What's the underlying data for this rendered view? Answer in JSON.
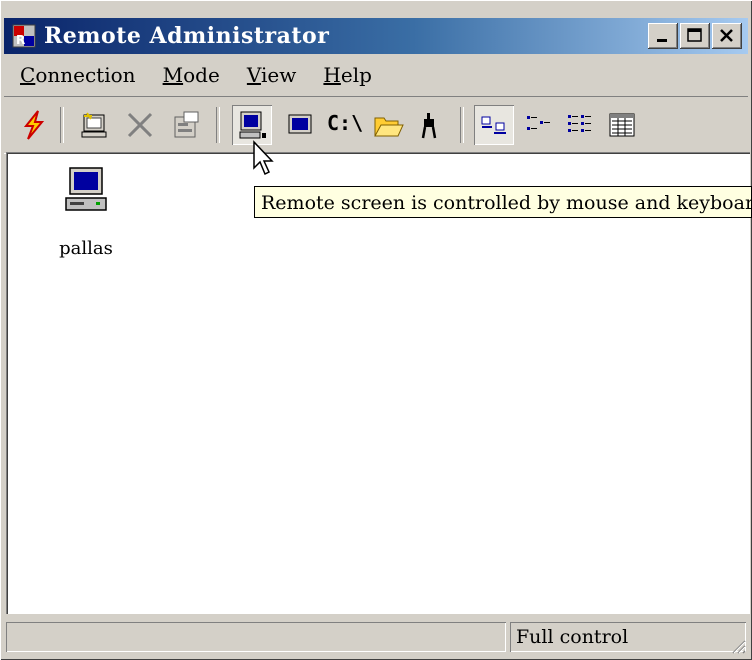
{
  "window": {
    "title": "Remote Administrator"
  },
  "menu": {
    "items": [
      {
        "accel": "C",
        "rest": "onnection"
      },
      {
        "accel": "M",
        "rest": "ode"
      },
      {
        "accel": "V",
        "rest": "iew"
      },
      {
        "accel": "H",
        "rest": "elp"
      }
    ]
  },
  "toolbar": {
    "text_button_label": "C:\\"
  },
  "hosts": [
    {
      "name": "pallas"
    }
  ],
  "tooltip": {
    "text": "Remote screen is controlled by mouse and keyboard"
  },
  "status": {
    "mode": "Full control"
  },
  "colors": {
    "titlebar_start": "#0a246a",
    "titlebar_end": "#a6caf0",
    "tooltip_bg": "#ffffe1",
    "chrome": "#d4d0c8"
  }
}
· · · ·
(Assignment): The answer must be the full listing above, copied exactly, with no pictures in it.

(Written solution):
What's the underlying data for this rendered view? Answer in JSON.
{
  "window": {
    "title": "Remote Administrator"
  },
  "menu": {
    "items": [
      {
        "accel": "C",
        "rest": "onnection"
      },
      {
        "accel": "M",
        "rest": "ode"
      },
      {
        "accel": "V",
        "rest": "iew"
      },
      {
        "accel": "H",
        "rest": "elp"
      }
    ]
  },
  "toolbar": {
    "text_button_label": "C:\\"
  },
  "hosts": [
    {
      "name": "pallas"
    }
  ],
  "tooltip": {
    "text": "Remote screen is controlled by mouse and keyboard"
  },
  "status": {
    "mode": "Full control"
  },
  "colors": {
    "titlebar_start": "#0a246a",
    "titlebar_end": "#a6caf0",
    "tooltip_bg": "#ffffe1",
    "chrome": "#d4d0c8"
  }
}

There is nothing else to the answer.